The Internal Revenue Service has given small business owners and others who may have unintentionally filed inaccurate claims for the Employee Retention Credit (ERC) a way to escape a portion of the monetary consequences for filing a bogus tax claim.
The IRS has now established a process allowing certain ERC filers to withdraw their credit claim before it’s processed, thereby avoiding interest and penalties.
The withdrawal option treats the claims as if they were never filed, and, because the withdrawal request is filed before the bogus claim is paid, the would-be recipient doesn’t have to pay their refund amount back to the IRS.
Filers who are worried about the accuracy of their ERC claim have legitimate reason for concern, particularly if their claim was submitted with premeditation. The IRS has made it clear that filers who knowingly submitted a fraudulent claim for credit won’t be able to escape criminal investigation or prosecution even if their bogus claim is withdrawn.
Scammers Behind the Push to File Inaccurate or Outright Bogus Claims.
The Employee Retention Credit was created as a refundable tax credit for businesses that paid their employees through the Covid-19 pandemic while the business was partially or completely shut down due to a government order or had a major drop in gross receipts during the eligibility periods.
It should be noted that the ERC is not available to individuals.
Scammers and unscrupulous promoters took the appeal of a big refund to business owners and other taxpayers who may not have qualified for the tax credit in the first place or gave in to pressure from the schemers to inflate various numbers to get a larger refund.

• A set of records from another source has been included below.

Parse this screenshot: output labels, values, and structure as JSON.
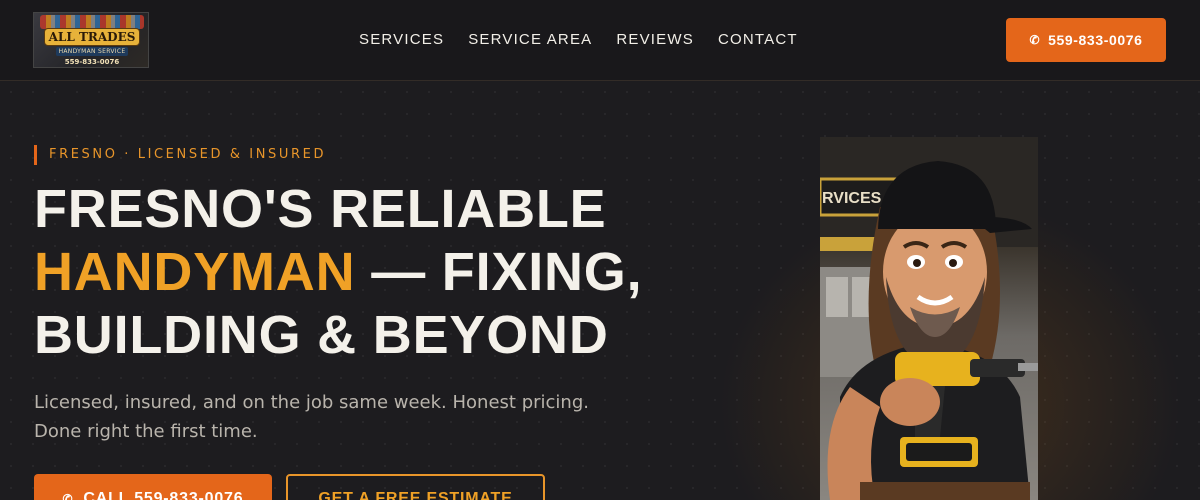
{
  "header": {
    "logo": {
      "brand": "ALL TRADES",
      "tagline": "HANDYMAN SERVICE",
      "phone": "559-833-0076"
    },
    "nav": [
      {
        "label": "SERVICES"
      },
      {
        "label": "SERVICE AREA"
      },
      {
        "label": "REVIEWS"
      },
      {
        "label": "CONTACT"
      }
    ],
    "cta": {
      "icon": "phone-icon",
      "label": "559-833-0076"
    }
  },
  "hero": {
    "eyebrow": "FRESNO · LICENSED & INSURED",
    "title_part1": "FRESNO'S RELIABLE",
    "title_accent": "HANDYMAN",
    "title_part2": " — FIXING,",
    "title_part3": "BUILDING & BEYOND",
    "subtitle": "Licensed, insured, and on the job same week. Honest pricing. Done right the first time.",
    "primary_button": {
      "icon": "phone-icon",
      "label": "CALL 559-833-0076"
    },
    "secondary_button": {
      "label": "GET A FREE ESTIMATE"
    }
  },
  "mascot": {
    "sign_text": "RVICES"
  },
  "colors": {
    "accent_orange": "#e4661a",
    "accent_gold": "#f0a126",
    "background": "#1b1a1d"
  }
}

Promoters of these scams took to the airwaves, claiming the ERC application process was simple and fast, when, in reality, the credit is a complex piece of tax code, requiring exacting application requirements.
Under pressure from relentless marketing of these scams, the IRS was flooded with claims for the ERC, totaling some 3.6 million claims over the course of the program. We wrote about how the agency responded with a moratorium on processing new ERC claims in September. Instead, the IRS said it was doing more to screen incoming claims for compliance, to stem the flood of ineligible filings.
Some of those taxpayers, suspecting their claims for the credit may not have been strictly legitimate, are having second thoughts and may be looking for a way out.
That’s where the IRS withdrawal offer comes in. Employers seeking to withdraw their filed claims for the Employee Retention Credit may do so, but only if all the following conditions are met:
- The claim was made on an adjusted employment return, such as Forms 941-X, 943-X, 944-X or CT-1X;
- The adjusted return was filed only to claim the ERC and no other adjustments were made;
- The taxpayer seeks to withdraw the entire amount of the ERC claim; and
- The IRS has not paid the claim, or the IRS has paid the claim, but the taxpayer hasn’t cashed or deposited the refund check.
Those not eligible to use the withdrawal option still have a way back by filing an amended return that reduces or eliminates their ERC claim. Details on all the options for ERC filers are available in a Nov. 2 IRS webinar as well as a new question-and-answer checklist.